However, there is always a but in everything. There are exceptions.
Some acquirers make it a point to state that they still require an ASV report even if merchants are going through SAQ A. That’s completely fine because the guidelines from Visa/Mastercard are just guidelines. At the end, the acquirer or payment brands may make individual decisions based on merchants, so it’s not written in stone. However, if there are no such requirement, we’re left to interpret the SAQ as it is, and it doesn’t state anything there.
Some may point out within the SAQ A under part 3a, there is a statement
ASV scans are being completed by the PCI SSC Approved Scanning Vendor (ASV Name)Triumphantly being pointed out as proof of ASv requirement
Take note however, that above, under Part 3a, the instructions do state:
Signatory(s) confirms:the realisation that asv is still not needed for Saq A (or B)
(Check all that apply)
Even under the title “PCI DSS Self-Assessment Completion Steps” of the SAQ:
Submit the SAQ and Attestation of Compliance (AOC), along with any other requested documentation—such as ASV scan reports—to your acquirer, payment brand, or other requester.
It does seem to be grappling at straws if this sentence was used to justify the requirement for PCI-DSS. “Such as” generally denotes an example, which may or may not exist or is required.
In previous requirements of merchants from Visa, there used to be statements describing merchant levels such as
* Merchant levels are based on Visa USA definitions
** The PCI DSS requires that all merchants perform external network scanning to achieve compliance. Acquirers may require submission of scan reports and/or questionnaires by level 4 merchants

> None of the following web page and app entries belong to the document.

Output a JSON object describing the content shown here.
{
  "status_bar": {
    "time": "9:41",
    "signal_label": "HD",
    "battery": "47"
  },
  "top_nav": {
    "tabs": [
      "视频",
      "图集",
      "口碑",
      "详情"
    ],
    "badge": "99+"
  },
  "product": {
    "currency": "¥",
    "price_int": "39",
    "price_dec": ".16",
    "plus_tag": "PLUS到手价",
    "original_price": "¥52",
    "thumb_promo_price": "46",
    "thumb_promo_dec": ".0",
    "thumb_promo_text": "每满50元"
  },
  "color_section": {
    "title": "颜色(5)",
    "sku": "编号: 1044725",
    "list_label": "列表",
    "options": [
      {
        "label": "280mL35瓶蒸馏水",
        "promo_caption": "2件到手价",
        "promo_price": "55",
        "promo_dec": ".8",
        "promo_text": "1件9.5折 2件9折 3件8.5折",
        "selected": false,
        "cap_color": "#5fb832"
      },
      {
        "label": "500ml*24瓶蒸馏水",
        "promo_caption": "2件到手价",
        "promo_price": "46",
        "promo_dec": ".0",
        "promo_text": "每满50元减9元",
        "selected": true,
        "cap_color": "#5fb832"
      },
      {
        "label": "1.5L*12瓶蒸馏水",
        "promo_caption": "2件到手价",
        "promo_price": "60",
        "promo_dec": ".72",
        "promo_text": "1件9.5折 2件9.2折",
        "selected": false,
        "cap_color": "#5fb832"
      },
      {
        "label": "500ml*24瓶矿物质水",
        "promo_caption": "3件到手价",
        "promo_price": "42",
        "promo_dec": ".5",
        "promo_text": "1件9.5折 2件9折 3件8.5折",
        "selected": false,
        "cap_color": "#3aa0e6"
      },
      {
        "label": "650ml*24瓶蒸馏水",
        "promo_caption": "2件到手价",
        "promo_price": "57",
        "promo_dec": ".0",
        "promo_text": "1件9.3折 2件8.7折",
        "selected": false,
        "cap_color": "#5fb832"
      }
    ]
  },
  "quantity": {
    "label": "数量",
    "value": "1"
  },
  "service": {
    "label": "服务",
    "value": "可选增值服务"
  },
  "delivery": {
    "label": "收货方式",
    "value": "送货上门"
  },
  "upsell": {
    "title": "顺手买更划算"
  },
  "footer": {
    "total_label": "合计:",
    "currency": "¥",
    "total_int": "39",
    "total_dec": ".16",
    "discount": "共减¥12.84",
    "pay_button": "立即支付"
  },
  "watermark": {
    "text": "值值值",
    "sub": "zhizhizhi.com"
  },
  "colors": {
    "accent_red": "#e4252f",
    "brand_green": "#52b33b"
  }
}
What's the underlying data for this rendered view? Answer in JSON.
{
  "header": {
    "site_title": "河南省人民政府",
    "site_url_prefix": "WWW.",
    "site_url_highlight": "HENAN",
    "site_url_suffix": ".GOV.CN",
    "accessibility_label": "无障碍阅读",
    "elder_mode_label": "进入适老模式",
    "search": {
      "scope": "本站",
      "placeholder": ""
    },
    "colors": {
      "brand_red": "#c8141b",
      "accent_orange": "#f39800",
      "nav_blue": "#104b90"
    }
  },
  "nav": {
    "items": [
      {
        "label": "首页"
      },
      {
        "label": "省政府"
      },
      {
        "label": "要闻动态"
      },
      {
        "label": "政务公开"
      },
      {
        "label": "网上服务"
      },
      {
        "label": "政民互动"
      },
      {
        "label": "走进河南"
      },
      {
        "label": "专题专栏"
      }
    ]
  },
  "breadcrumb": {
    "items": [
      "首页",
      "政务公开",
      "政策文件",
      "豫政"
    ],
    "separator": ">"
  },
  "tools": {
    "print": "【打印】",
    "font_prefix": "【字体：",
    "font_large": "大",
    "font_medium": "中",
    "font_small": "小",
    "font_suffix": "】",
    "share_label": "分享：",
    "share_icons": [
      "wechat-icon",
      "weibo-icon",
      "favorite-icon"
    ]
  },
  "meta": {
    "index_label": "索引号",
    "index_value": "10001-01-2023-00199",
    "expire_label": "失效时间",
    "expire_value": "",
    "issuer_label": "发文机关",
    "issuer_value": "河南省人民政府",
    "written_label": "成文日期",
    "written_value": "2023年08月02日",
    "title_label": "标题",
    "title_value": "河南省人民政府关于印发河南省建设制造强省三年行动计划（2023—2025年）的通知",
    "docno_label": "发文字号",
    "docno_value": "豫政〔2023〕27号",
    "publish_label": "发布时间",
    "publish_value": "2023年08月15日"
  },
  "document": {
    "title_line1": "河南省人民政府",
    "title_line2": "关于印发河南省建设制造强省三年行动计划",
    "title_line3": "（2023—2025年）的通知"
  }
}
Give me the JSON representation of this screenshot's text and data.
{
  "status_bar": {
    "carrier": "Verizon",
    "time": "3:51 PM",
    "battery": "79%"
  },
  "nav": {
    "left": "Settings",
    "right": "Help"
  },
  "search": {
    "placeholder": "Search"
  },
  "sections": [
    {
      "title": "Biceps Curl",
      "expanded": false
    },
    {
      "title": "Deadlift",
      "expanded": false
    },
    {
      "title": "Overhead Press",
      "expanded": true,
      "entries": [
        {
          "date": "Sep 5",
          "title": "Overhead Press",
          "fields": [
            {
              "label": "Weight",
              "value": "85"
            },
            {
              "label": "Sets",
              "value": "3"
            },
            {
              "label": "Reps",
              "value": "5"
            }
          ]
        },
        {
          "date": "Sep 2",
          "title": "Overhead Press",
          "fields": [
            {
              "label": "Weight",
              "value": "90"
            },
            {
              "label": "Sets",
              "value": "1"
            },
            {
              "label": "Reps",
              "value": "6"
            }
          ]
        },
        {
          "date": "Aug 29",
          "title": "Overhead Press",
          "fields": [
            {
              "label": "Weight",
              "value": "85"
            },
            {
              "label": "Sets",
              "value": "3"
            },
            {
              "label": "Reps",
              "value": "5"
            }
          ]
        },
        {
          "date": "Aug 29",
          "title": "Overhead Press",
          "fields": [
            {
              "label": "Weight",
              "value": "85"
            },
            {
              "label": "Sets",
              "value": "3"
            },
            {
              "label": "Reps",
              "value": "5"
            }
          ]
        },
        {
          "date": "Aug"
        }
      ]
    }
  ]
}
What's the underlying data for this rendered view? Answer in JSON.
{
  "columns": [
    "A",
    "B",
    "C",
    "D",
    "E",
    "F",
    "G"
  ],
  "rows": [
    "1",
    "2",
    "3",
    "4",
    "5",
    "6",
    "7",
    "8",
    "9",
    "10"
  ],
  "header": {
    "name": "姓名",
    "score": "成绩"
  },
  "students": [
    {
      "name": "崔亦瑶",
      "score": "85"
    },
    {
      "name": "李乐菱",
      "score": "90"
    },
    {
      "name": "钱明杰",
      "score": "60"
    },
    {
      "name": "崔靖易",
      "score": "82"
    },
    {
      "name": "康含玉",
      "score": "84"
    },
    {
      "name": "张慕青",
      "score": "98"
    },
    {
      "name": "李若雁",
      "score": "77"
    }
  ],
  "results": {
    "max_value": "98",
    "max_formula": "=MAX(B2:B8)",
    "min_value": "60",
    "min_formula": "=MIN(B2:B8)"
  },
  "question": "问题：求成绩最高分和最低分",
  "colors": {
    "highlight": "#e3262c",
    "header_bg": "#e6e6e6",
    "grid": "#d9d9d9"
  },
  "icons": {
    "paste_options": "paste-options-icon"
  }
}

And perhaps there is where the myth was perpetuated from. In recent times Visa has updated its site (https://www.visa.com.my/support/small-business/security-compliance.html) to reflect a better understanding, stating:
“Conduct a quarterly network scan by an Approved Scan Vendor (“ASV”) (if applicable)”
In conclusion, SAQ A and B do not require ASV scans. If it’s required by the acquirer then so be it. If it’s supposed to be done out of best practice requirements, so be it. But you don’t want to hear an ASV/QSA telling you that you need to do something that is above and beyond your PCI requirement without them pointing to something in the standards that states so.
Finally – for SAQ B, which usually applies to POS terminals dialing up to the bank for authorisation; we’ve even seen some consultants requiring the merchant’s website to undergo ASV, which has nothing to do with their POS Terminals. Why ASV the website? Don’t know. So the merchants go about scanning their website that hasn’t been updated since 2012 and wonder, what sort of nonsensical requirement is this from PCI-DSS that needs them to pay just to scan something that is built by an 18 year old intern who had left the company 10 years ago? You don’t need to. So don’t do it.
Anyway, that’s it for now. Let us know your thoughts or questions and send to us at email@example.com and we will get back to you ASAP. Now, back to listening to our Spotify for Eddy Shiran!